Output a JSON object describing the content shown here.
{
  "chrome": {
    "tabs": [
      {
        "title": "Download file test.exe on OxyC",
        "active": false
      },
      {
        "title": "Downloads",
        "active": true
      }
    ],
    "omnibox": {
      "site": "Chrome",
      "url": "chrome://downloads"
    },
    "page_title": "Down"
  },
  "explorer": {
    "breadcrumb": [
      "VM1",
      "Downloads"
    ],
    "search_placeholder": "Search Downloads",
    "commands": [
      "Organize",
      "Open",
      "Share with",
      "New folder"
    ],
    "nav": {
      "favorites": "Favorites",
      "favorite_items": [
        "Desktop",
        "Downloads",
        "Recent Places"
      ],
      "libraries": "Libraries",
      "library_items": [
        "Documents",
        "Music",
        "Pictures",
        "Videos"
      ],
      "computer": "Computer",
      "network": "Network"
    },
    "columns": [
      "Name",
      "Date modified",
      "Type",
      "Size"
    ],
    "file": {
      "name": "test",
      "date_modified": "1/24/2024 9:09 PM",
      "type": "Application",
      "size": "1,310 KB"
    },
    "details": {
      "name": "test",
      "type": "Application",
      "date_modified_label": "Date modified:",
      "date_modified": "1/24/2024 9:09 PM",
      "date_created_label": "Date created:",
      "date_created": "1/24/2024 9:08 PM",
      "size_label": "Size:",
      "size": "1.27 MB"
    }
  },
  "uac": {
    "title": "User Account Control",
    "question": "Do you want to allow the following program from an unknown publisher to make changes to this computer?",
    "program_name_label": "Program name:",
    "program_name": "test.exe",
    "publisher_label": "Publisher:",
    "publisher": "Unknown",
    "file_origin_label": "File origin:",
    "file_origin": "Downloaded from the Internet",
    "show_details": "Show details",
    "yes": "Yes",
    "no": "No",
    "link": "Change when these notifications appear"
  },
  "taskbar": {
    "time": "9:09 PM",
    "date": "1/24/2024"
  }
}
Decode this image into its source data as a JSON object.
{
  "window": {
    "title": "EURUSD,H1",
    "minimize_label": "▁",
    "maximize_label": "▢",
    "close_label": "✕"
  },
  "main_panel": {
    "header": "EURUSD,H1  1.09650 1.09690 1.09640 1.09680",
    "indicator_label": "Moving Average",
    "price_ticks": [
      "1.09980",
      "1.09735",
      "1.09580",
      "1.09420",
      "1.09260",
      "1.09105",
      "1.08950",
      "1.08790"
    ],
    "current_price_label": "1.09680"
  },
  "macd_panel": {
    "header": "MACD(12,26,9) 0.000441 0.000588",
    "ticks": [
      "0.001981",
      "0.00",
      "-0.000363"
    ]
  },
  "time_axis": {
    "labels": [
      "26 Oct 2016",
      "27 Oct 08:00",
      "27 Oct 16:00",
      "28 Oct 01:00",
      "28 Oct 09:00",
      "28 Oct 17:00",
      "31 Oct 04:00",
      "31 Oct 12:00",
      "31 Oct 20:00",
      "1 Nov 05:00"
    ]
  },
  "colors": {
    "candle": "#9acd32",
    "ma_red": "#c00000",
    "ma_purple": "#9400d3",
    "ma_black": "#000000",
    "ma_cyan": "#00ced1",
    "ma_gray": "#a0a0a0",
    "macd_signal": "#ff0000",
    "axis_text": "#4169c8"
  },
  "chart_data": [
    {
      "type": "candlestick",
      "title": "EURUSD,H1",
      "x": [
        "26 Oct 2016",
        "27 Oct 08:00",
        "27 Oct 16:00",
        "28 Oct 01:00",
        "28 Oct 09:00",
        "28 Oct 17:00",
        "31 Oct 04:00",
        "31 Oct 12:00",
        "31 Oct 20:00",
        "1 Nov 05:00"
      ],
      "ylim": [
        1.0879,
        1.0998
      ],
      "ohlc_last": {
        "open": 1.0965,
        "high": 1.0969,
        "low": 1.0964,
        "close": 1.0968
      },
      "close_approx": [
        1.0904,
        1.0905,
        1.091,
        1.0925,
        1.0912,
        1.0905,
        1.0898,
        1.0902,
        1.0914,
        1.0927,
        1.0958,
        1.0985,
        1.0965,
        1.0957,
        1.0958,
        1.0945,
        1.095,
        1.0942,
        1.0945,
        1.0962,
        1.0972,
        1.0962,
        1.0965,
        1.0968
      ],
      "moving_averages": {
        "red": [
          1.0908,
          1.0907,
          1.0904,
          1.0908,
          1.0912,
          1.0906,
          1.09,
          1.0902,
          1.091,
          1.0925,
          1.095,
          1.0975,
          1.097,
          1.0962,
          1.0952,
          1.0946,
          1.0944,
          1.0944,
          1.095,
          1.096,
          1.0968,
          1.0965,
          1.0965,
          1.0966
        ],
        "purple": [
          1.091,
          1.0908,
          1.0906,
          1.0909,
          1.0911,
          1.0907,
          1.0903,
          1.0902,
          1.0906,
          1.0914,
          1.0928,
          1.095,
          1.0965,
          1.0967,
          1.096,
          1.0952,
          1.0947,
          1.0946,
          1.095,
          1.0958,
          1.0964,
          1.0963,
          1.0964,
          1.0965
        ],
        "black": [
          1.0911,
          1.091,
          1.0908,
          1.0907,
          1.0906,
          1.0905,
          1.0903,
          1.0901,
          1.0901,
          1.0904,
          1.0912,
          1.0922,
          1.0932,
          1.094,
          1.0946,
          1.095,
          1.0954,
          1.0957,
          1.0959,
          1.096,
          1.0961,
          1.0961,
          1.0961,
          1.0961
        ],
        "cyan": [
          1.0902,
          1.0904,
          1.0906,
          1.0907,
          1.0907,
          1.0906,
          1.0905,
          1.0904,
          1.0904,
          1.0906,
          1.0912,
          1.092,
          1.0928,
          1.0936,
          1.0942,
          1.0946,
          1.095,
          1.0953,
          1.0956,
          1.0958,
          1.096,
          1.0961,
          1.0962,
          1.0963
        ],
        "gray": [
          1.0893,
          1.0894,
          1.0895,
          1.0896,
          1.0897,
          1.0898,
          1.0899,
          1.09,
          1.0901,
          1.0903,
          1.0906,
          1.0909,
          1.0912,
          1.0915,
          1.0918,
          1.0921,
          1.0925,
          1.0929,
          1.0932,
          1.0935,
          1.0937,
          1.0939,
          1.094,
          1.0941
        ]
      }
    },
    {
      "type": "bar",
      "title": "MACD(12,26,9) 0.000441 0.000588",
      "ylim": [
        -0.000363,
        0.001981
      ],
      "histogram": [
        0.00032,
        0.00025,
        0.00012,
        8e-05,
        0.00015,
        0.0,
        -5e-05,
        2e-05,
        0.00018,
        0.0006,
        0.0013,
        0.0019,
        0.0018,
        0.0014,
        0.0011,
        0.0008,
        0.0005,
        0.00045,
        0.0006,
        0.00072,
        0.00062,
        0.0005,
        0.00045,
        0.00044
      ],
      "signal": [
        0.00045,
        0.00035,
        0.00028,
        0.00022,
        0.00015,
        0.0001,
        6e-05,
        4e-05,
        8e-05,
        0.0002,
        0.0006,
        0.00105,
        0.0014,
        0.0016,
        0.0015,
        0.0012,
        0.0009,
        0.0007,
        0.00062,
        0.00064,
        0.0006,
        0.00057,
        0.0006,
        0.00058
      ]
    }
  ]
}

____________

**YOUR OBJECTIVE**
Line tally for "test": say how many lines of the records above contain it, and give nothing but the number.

**WRITTEN RESPONSE**
4